Exercise objective:
When a line of the records below contains the string "data", copy that whole line.

Records for this exercise:
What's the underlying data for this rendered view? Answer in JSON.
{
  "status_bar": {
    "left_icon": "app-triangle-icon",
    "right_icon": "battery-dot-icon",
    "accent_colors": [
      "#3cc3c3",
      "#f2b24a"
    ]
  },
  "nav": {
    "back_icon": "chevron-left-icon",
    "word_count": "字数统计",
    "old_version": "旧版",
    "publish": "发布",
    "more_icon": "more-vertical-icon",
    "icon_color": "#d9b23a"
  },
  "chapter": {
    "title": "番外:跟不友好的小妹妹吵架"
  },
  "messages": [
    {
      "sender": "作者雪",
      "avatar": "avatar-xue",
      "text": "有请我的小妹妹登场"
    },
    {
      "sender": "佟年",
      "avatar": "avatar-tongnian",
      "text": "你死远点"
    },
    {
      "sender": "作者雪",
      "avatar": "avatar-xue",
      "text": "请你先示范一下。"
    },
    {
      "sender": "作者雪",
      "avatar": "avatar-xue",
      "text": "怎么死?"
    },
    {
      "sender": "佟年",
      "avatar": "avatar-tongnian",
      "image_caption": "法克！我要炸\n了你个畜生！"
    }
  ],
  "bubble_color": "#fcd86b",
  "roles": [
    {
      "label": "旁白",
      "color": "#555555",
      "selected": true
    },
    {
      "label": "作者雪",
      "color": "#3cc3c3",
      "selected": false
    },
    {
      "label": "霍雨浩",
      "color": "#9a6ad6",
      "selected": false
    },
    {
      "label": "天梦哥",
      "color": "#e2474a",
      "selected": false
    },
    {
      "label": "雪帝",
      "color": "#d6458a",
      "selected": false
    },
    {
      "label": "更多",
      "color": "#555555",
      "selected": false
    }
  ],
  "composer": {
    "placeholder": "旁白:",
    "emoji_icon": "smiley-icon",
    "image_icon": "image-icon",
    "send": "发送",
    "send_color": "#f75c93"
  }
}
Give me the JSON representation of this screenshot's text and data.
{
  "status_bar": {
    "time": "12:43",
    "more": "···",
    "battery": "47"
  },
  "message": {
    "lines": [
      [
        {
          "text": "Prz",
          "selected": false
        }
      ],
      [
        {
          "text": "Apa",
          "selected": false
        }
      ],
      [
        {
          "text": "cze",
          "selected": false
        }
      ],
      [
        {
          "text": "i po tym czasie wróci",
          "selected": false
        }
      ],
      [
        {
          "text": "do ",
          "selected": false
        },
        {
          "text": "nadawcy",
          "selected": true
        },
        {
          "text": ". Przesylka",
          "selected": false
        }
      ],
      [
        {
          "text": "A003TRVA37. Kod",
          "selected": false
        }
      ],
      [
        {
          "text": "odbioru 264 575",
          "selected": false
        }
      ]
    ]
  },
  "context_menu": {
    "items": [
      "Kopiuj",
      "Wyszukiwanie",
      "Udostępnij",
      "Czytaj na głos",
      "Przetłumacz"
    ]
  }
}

Task response:
What's the underlying data for this rendered view? Answer in JSON.
Give me the JSON representation of this screenshot's text and data.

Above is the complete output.